AIRBNB: WHAT YOU NEED TO KNOW
In less than 10 years, Airbnb has become a billion-dollar company that boasts in excess of 3 million lodging listings in more than 191 countries. It has materially changed the travel and hospitality industry, but not everyone is happy about that. The hotel industry, local government regulators, and neighbors worried about strangers staying next door have raised concerns. Objections aside, you'll want to be familiar with Airbnb.
Searching for a rental on Airbnb is easy, and the listings are informative. Each listing details spaces, locations, prices, amenities, availability, and reviews, and, usually, includes multiple photos. The listing also shows a map with the property's exact location. The real magic is the "crowd-sourced challenge and response" system. The company uses double reviews (each party reviews the other) to automatically curate and rank properties and guests. This "secret sauce" requires attention be paid to both sides of the transaction. Airbnb succeeds only when a solid product (i.e., the room) is delivered to an equally solid customer (i.e., the renter). This balancing act results in occasional mediations, but it also positions the company as the "middleman" eagerly collecting a percentage of every transaction. This means that listings of Airbnb rooms remain reliable as the guest and hosts must verify their official ID and personal details. The platform also provides a messaging service so guests and hosts can talk to each other to confirm their identity and the rental's amenities. Payment via Airbnb is reasonably secure, as money is transferred between hosts and guests through its payment system, with Airbnb acting as the custodian and arbitrator. The company collects only when a room is booked and paid for. The 3% fee is subtracted in the cash transfer process.
- Website: airbnb.com
- Pricing: App is free; company collects 3% of payment from renter to property owner
- Operating systems: iOS, Android, Web
HAVE HOTELS FIGHT FOR YOUR RESERVATION ON BACKBID
BackBid was born to be a technological "second opinion" for your already booked hotel room. You book a refundable reservation at a hotel in the area to which you are traveling.
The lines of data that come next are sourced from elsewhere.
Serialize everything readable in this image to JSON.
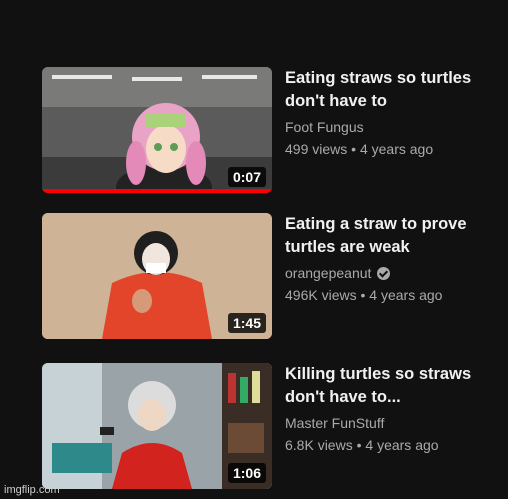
{
  "videos": [
    {
      "title": "Eating straws so turtles don't have to",
      "channel": "Foot Fungus",
      "verified": false,
      "views": "499 views",
      "age": "4 years ago",
      "duration": "0:07",
      "watched_fraction": 1.0
    },
    {
      "title": "Eating a straw to prove turtles are weak",
      "channel": "orangepeanut",
      "verified": true,
      "views": "496K views",
      "age": "4 years ago",
      "duration": "1:45"
    },
    {
      "title": "Killing turtles so straws don't have to...",
      "channel": "Master FunStuff",
      "verified": false,
      "views": "6.8K views",
      "age": "4 years ago",
      "duration": "1:06"
    }
  ],
  "separator": "•",
  "watermark": "imgflip.com",
  "colors": {
    "progress": "#ff0000",
    "background": "#111112"
  }
}
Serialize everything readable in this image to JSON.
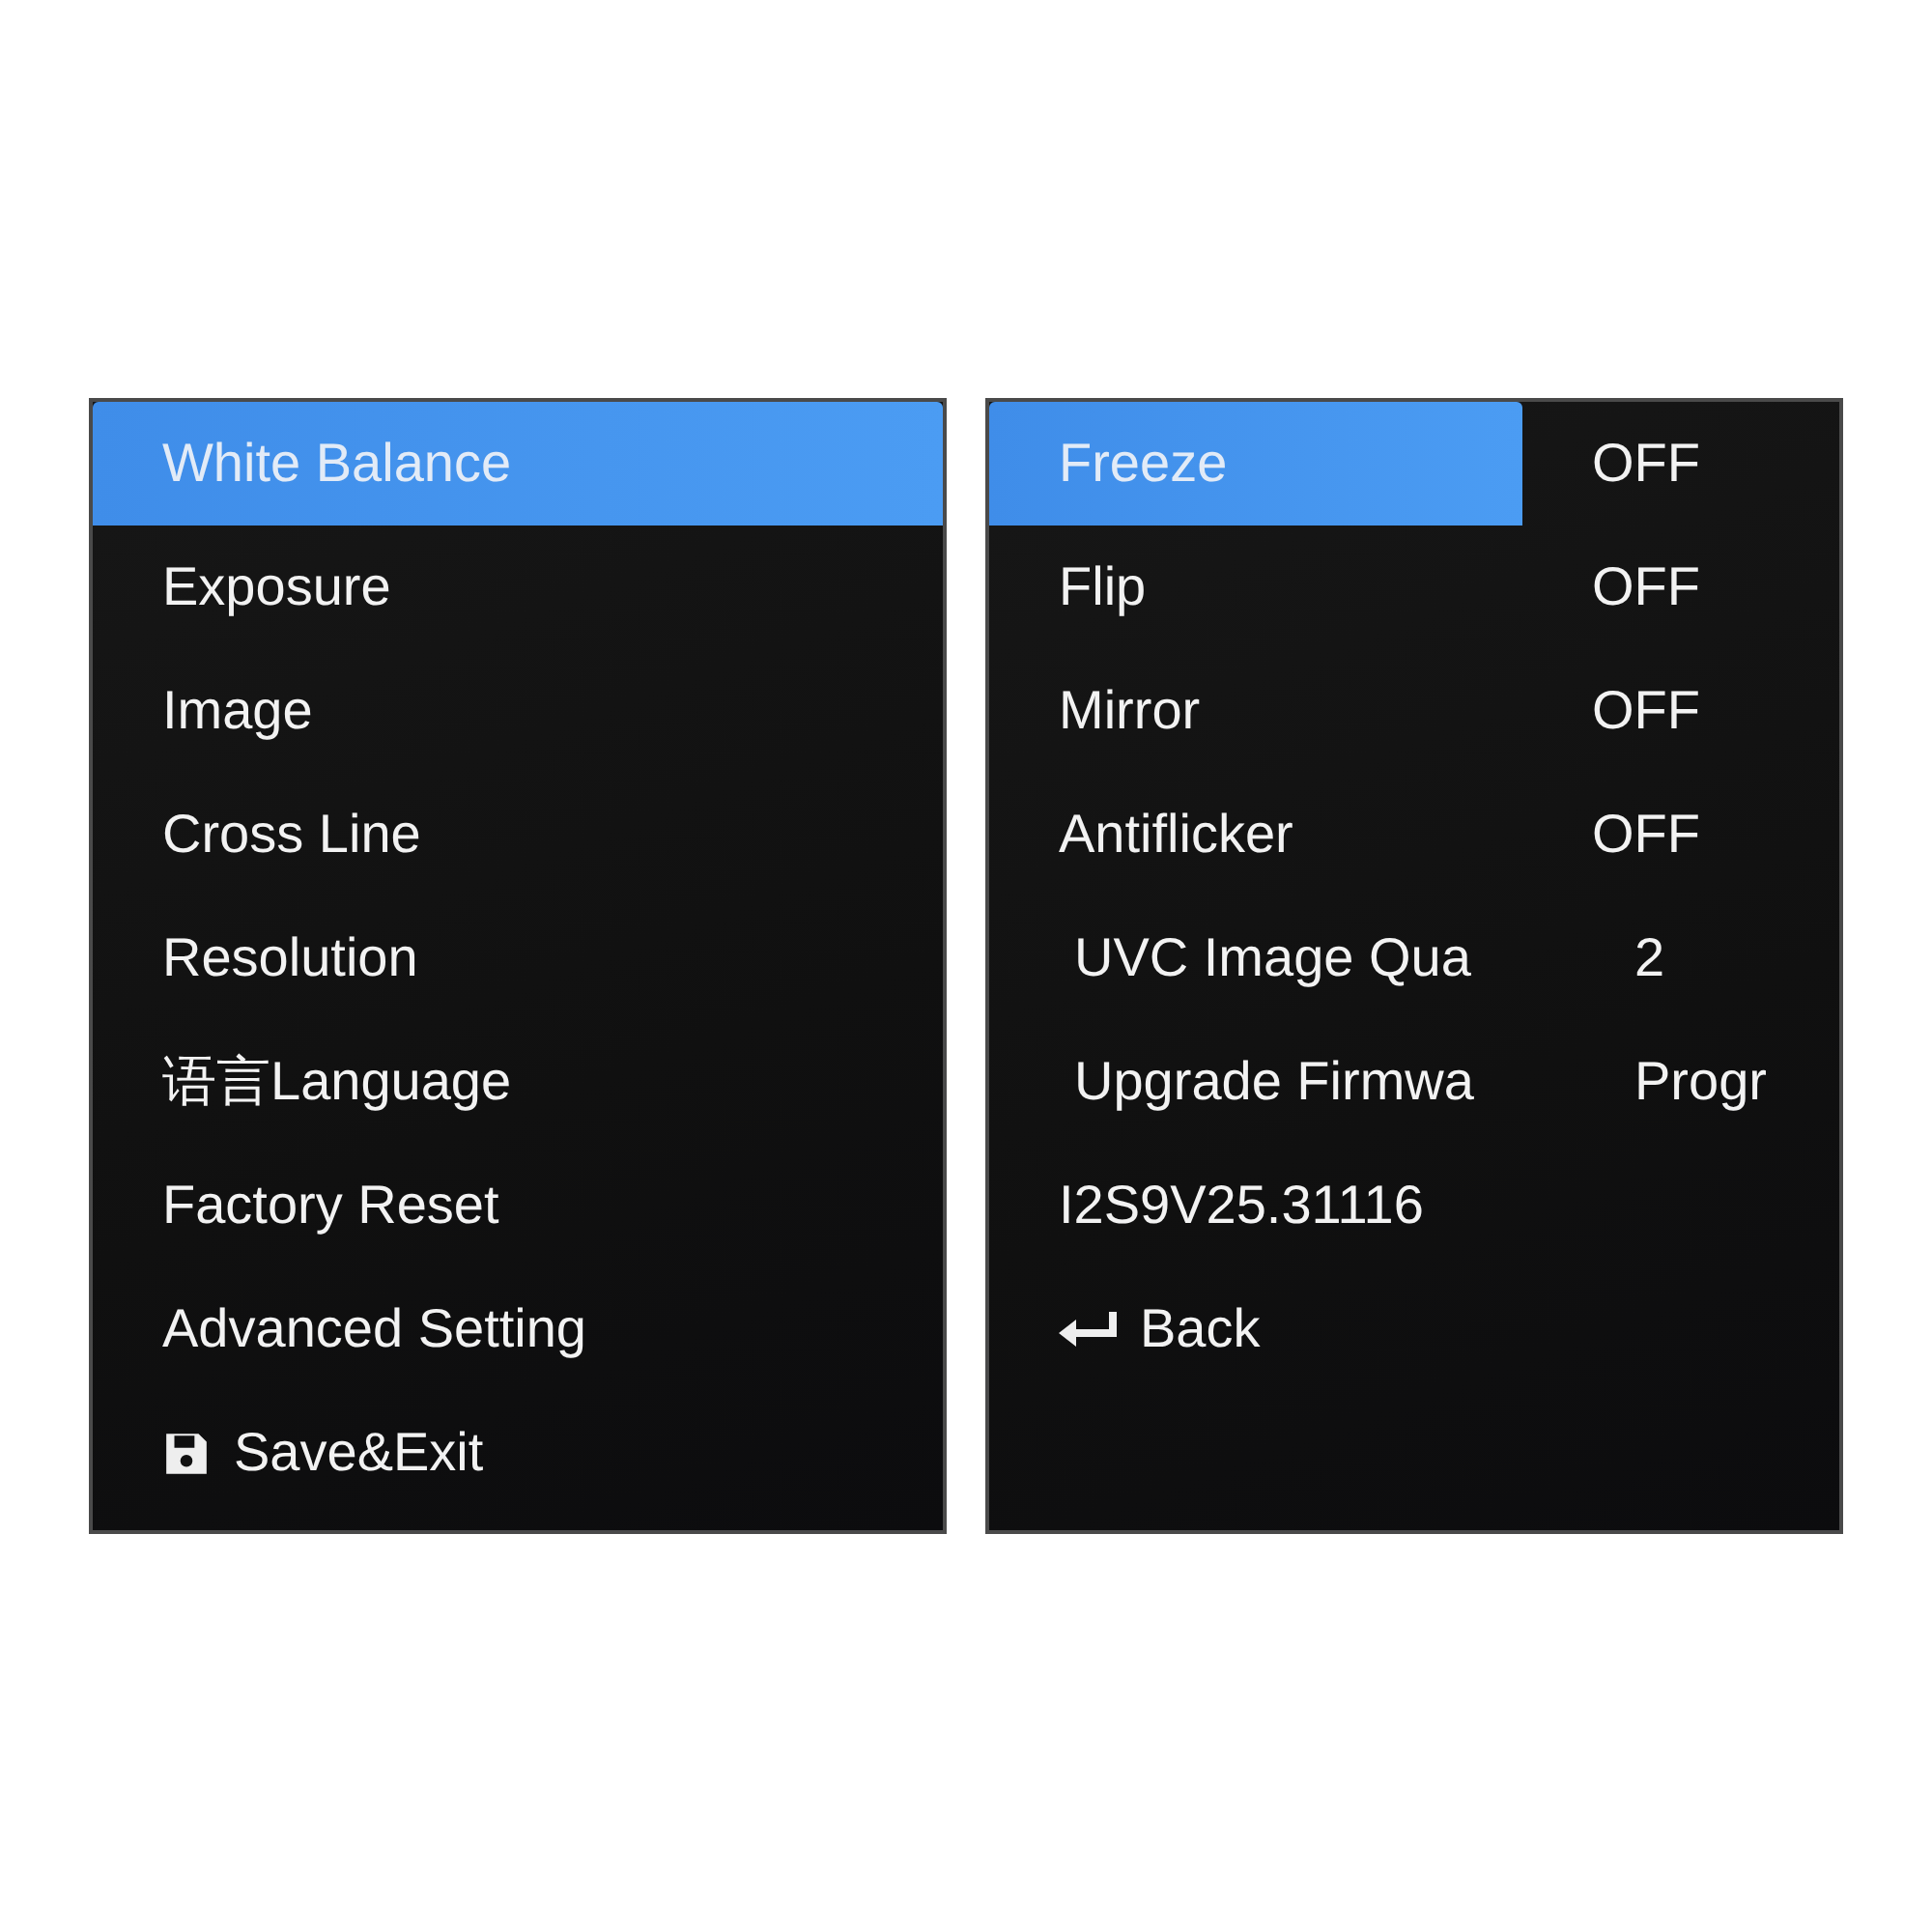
{
  "menus": [
    {
      "items": [
        {
          "kind": "entry",
          "label": "White Balance",
          "selected": true
        },
        {
          "kind": "entry",
          "label": "Exposure",
          "selected": false
        },
        {
          "kind": "entry",
          "label": "Image",
          "selected": false
        },
        {
          "kind": "entry",
          "label": "Cross Line",
          "selected": false
        },
        {
          "kind": "entry",
          "label": "Resolution",
          "selected": false
        },
        {
          "kind": "entry",
          "label": "语言Language",
          "selected": false
        },
        {
          "kind": "entry",
          "label": "Factory Reset",
          "selected": false
        },
        {
          "kind": "entry",
          "label": "Advanced Setting",
          "selected": false
        },
        {
          "kind": "save",
          "label": "Save&Exit",
          "selected": false
        }
      ]
    },
    {
      "items": [
        {
          "kind": "toggle",
          "label": "Freeze",
          "value": "OFF",
          "selected": true
        },
        {
          "kind": "toggle",
          "label": "Flip",
          "value": "OFF",
          "selected": false
        },
        {
          "kind": "toggle",
          "label": "Mirror",
          "value": "OFF",
          "selected": false
        },
        {
          "kind": "toggle",
          "label": "Antiflicker",
          "value": "OFF",
          "selected": false
        },
        {
          "kind": "option",
          "label": "UVC Image Qua",
          "value": "2",
          "selected": false
        },
        {
          "kind": "option",
          "label": "Upgrade Firmwa",
          "value": "Progr",
          "selected": false
        },
        {
          "kind": "info",
          "label": "I2S9V25.31116",
          "selected": false
        },
        {
          "kind": "back",
          "label": "Back",
          "selected": false
        }
      ]
    }
  ]
}
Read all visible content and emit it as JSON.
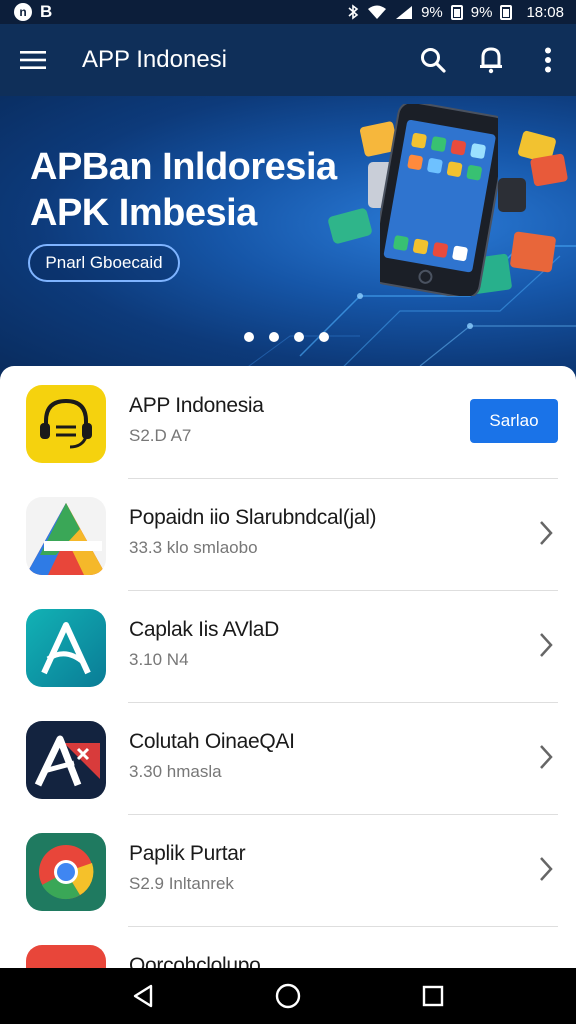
{
  "status_bar": {
    "left_icons": [
      "notification-icon",
      "b-icon"
    ],
    "left_glyphs": [
      "n",
      "B"
    ],
    "battery_1": "9%",
    "battery_2": "9%",
    "time": "18:08"
  },
  "app_bar": {
    "title": "APP Indonesi",
    "icons": [
      "menu-icon",
      "search-icon",
      "notification-bell-icon",
      "more-vert-icon"
    ],
    "color": "#0f2f59"
  },
  "hero": {
    "title_line1": "APBan Inldoresia",
    "title_line2": "APK Imbesia",
    "cta_label": "Pnarl Gboecaid",
    "carousel_dots": 4
  },
  "apps": [
    {
      "name": "APP Indonesia",
      "sub": "S2.D A7",
      "icon": "headset-app-icon",
      "action": "Sarlao"
    },
    {
      "name": "Popaidn iio Slarubndcal(jal)",
      "sub": "33.3 klo smlaobo",
      "icon": "triangle-app-icon"
    },
    {
      "name": "Caplak Iis AVlaD",
      "sub": "3.10 N4",
      "icon": "letter-a-app-icon"
    },
    {
      "name": "Colutah OinaeQAI",
      "sub": "3.30 hmasla",
      "icon": "ax-app-icon"
    },
    {
      "name": "Paplik Purtar",
      "sub": "S2.9 Inltanrek",
      "icon": "chrome-app-icon"
    },
    {
      "name": "Oorcohclolupo",
      "sub": "",
      "icon": "chrome-red-app-icon"
    }
  ],
  "colors": {
    "accent": "#1a73e8",
    "hero": "#1656a8"
  },
  "nav_bar": {
    "icons": [
      "back-icon",
      "home-icon",
      "recents-icon"
    ]
  }
}
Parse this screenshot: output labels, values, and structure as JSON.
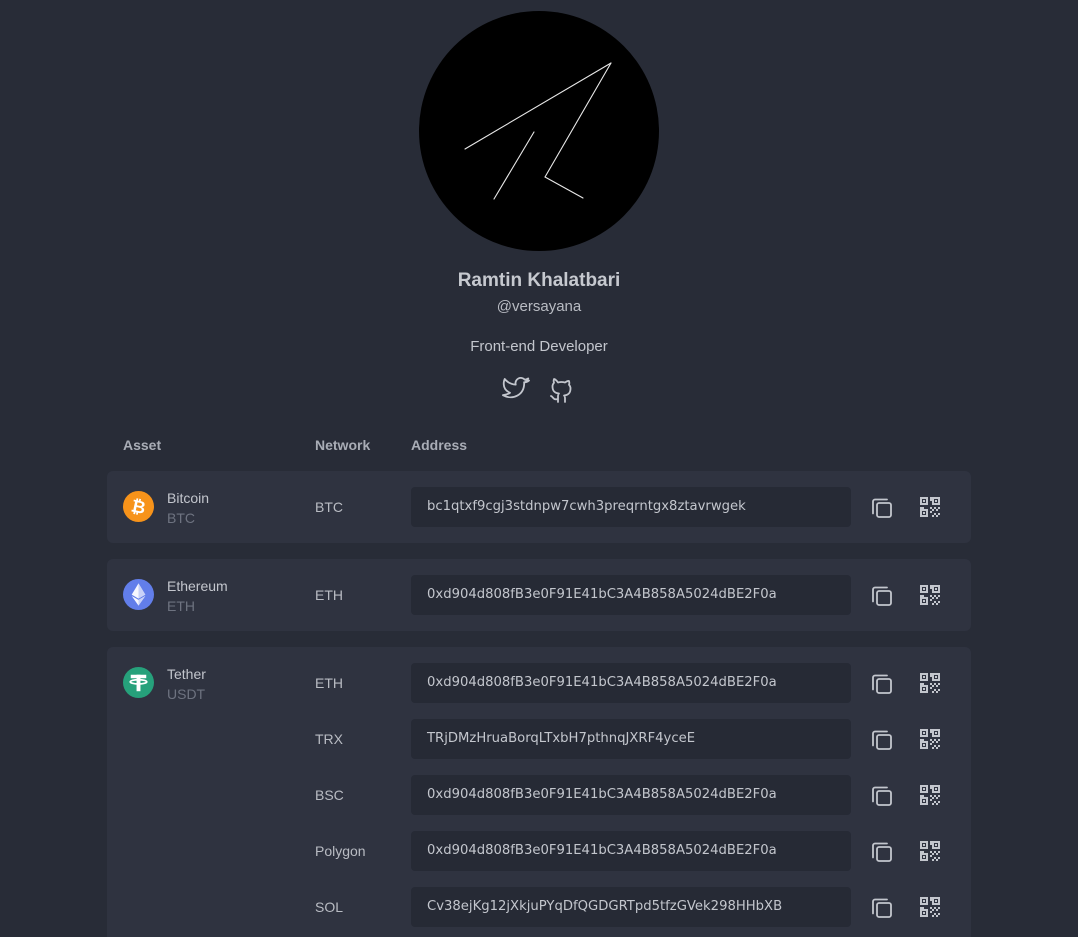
{
  "profile": {
    "name": "Ramtin Khalatbari",
    "handle": "@versayana",
    "bio": "Front-end Developer",
    "socials": [
      {
        "name": "twitter-icon"
      },
      {
        "name": "github-icon"
      }
    ]
  },
  "table": {
    "headers": {
      "asset": "Asset",
      "network": "Network",
      "address": "Address"
    },
    "assets": [
      {
        "name": "Bitcoin",
        "ticker": "BTC",
        "icon": "bitcoin-icon",
        "color": "#f7931a",
        "rows": [
          {
            "network": "BTC",
            "address": "bc1qtxf9cgj3stdnpw7cwh3preqrntgx8ztavrwgek"
          }
        ]
      },
      {
        "name": "Ethereum",
        "ticker": "ETH",
        "icon": "ethereum-icon",
        "color": "#627eea",
        "rows": [
          {
            "network": "ETH",
            "address": "0xd904d808fB3e0F91E41bC3A4B858A5024dBE2F0a"
          }
        ]
      },
      {
        "name": "Tether",
        "ticker": "USDT",
        "icon": "tether-icon",
        "color": "#26a17b",
        "rows": [
          {
            "network": "ETH",
            "address": "0xd904d808fB3e0F91E41bC3A4B858A5024dBE2F0a"
          },
          {
            "network": "TRX",
            "address": "TRjDMzHruaBorqLTxbH7pthnqJXRF4yceE"
          },
          {
            "network": "BSC",
            "address": "0xd904d808fB3e0F91E41bC3A4B858A5024dBE2F0a"
          },
          {
            "network": "Polygon",
            "address": "0xd904d808fB3e0F91E41bC3A4B858A5024dBE2F0a"
          },
          {
            "network": "SOL",
            "address": "Cv38ejKg12jXkjuPYqDfQGDGRTpd5tfzGVek298HHbXB"
          }
        ]
      }
    ]
  },
  "colors": {
    "background": "#282c37",
    "card": "#2f3340",
    "address_field": "#262a35"
  }
}
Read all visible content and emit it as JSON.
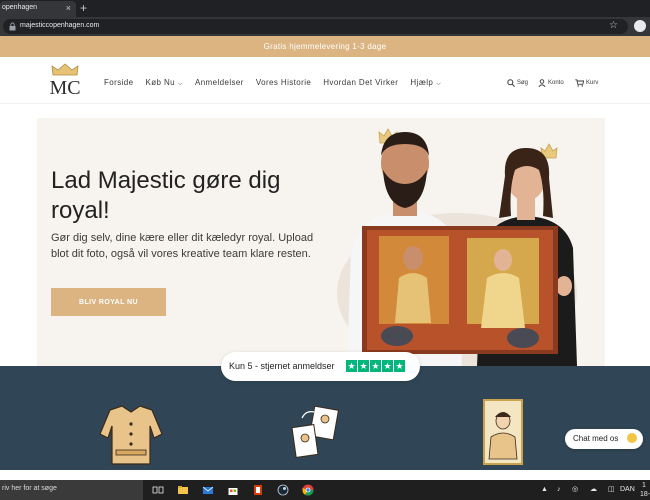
{
  "browser": {
    "tab_title": "openhagen",
    "tab_close": "×",
    "new_tab": "+",
    "url": "majesticcopenhagen.com",
    "star": "☆"
  },
  "announcement": "Gratis hjemmelevering 1-3 dage",
  "header": {
    "logo_text": "MC",
    "nav": [
      {
        "label": "Forside",
        "has_dropdown": false
      },
      {
        "label": "Køb Nu",
        "has_dropdown": true
      },
      {
        "label": "Anmeldelser",
        "has_dropdown": false
      },
      {
        "label": "Vores Historie",
        "has_dropdown": false
      },
      {
        "label": "Hvordan Det Virker",
        "has_dropdown": false
      },
      {
        "label": "Hjælp",
        "has_dropdown": true
      }
    ],
    "utility": {
      "search": "Søg",
      "account": "Konto",
      "cart": "Kurv"
    }
  },
  "hero": {
    "title": "Lad Majestic gøre dig royal!",
    "subtitle": "Gør dig selv, dine kære eller dit kæledyr royal. Upload blot dit foto, også vil vores kreative team klare resten.",
    "button": "BLIV ROYAL NU"
  },
  "reviews": {
    "text": "Kun 5 - stjernet anmeldser",
    "stars": 5
  },
  "chat": {
    "label": "Chat med os"
  },
  "taskbar": {
    "search_placeholder": "riv her for at søge",
    "language": "DAN",
    "clock_top": "1",
    "clock_bottom": "18-"
  },
  "colors": {
    "accent": "#dbb482",
    "hero_bg": "#f7f3ee",
    "dark_section": "#304656",
    "trustpilot_green": "#00b67a"
  }
}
You then provide the details to BackBid, which invites other hotels to bid on the booking. If another hotel offers a better deal, you take it and cancel your original reservation. (Note that it's your responsibility to cancel the original reservation. The platform does not do it.) In other words, you provide the when and where, and the hoteliers bid for your business. Perfect.
When posting a request, you'll be asked for relevant reservation data, including the hotel you've booked and the confirmation number. If you have not made a reservation yet, simply select the "No" button in the "Do you have a reservation?" section. I've automated the process by linking my TripIt account to BackBid, so every hotel reservation I make gets automatically submitted to BackBid (for more on TripIt, see the July 2015 Expanding Your App-titude, "Avoid Travel Stumbles With TripIt").
Think of BackBid as the Priceline model flipped on its head. With Priceline, the customer offers to pay $X for a hotel room. With BackBid, the hotel offers to rent a room for $X. Note that both models require upfront payment: Priceline when a hotel accepts your bid, and BackBid when you accept a hotel's offer. At those points, your payment is nonrefundable.
- Website: backbid.com
- Pricing: Free to customer; hotels pay varied fees
- Operating systems: BackBid is an app accessible through web browsers on computers and mobile devices.
Greg LaFollette (firstname.lastname@example.org) is a strategic adviser with CPA.com, the commercial subsidiary of the AICPA.